(Page and application data records)
• • •
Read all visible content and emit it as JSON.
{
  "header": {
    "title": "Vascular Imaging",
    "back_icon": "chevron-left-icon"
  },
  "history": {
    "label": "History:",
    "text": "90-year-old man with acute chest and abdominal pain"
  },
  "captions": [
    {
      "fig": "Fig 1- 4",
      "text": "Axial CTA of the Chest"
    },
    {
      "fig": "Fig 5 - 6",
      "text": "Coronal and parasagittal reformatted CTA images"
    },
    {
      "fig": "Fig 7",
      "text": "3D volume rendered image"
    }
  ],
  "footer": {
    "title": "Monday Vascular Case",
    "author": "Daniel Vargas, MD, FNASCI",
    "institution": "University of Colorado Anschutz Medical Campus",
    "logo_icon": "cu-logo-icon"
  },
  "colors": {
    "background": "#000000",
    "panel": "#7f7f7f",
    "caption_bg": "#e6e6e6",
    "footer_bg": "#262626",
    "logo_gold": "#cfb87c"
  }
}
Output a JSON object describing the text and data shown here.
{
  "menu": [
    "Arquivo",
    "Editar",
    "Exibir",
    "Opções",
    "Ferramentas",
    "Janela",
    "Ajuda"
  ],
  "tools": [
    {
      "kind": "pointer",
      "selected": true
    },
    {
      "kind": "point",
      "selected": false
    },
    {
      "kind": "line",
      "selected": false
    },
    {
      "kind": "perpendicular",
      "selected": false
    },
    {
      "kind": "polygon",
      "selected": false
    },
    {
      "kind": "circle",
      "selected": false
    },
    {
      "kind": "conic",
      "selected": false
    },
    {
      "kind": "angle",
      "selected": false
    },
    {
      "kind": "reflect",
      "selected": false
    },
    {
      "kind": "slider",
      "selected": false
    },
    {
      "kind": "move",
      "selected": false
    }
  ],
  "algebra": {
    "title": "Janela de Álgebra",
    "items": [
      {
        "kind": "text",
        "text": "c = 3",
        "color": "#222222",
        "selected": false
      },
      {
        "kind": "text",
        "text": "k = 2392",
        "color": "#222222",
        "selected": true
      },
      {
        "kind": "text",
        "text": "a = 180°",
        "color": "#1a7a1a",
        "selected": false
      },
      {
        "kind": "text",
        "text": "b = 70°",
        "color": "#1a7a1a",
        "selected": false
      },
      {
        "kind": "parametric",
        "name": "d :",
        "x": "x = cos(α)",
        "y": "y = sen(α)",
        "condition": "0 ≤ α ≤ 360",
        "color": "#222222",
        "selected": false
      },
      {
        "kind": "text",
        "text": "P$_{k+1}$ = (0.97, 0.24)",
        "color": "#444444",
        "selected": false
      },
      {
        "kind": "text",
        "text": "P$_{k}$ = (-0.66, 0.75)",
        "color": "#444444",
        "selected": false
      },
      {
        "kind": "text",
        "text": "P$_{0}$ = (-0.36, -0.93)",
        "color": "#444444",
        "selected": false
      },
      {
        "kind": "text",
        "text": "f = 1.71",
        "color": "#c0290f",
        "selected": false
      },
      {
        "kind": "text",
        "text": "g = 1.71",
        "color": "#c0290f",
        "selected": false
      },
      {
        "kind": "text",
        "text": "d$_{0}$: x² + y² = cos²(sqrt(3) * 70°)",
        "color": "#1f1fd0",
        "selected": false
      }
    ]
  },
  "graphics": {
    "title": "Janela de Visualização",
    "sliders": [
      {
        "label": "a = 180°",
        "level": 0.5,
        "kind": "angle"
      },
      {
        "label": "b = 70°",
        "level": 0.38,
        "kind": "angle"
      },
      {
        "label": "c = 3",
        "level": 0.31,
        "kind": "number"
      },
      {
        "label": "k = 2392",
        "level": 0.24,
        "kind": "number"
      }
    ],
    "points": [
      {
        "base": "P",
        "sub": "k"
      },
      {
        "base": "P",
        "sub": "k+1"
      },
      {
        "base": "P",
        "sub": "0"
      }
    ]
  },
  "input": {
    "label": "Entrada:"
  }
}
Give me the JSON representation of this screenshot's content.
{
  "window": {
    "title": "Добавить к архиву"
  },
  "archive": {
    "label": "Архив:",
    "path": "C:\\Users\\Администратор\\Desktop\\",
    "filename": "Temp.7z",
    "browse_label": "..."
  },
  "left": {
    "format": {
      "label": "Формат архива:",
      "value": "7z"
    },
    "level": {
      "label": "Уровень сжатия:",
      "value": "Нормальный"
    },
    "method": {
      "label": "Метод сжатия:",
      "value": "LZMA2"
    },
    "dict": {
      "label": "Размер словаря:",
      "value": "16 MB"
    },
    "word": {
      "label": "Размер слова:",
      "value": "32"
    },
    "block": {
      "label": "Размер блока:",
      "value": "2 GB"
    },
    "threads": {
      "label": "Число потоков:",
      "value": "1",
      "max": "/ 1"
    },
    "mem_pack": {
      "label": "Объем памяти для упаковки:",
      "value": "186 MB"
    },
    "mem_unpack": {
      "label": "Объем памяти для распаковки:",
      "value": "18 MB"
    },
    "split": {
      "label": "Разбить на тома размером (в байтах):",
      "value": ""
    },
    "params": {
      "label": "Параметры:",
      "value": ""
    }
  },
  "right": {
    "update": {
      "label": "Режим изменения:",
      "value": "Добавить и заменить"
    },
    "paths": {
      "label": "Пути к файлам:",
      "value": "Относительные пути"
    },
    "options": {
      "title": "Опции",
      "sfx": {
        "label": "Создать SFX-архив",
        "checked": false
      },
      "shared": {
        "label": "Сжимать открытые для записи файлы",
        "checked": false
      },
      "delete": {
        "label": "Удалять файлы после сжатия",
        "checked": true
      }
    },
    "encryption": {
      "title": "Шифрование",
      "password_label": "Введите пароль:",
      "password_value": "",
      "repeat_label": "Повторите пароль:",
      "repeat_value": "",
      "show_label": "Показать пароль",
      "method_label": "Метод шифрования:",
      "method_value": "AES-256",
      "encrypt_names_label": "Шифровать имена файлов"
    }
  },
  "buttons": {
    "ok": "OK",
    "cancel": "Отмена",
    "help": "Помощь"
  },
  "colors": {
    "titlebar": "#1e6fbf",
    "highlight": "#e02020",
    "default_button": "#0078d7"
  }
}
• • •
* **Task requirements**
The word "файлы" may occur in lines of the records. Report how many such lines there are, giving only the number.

* **Task result**
2